WHAT THE EXERCISE ASKS:
Every line below that contains the word "subtitle" must be copied.

WORKING DATA:
● ● ● ●

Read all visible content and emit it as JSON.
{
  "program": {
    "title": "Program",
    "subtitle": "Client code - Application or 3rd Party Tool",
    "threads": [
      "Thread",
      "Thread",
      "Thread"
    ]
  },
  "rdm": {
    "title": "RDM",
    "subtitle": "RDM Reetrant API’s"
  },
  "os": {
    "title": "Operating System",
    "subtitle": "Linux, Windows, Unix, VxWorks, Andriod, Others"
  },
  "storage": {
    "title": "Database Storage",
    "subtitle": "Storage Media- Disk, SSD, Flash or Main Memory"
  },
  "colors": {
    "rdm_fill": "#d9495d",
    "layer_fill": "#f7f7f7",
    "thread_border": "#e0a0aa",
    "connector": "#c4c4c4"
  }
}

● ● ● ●

WRITTEN RESPONSE:
    "subtitle": "Client code - Application or 3rd Party Tool",
    "subtitle": "RDM Reetrant API’s"
    "subtitle": "Linux, Windows, Unix, VxWorks, Andriod, Others"
    "subtitle": "Storage Media- Disk, SSD, Flash or Main Memory"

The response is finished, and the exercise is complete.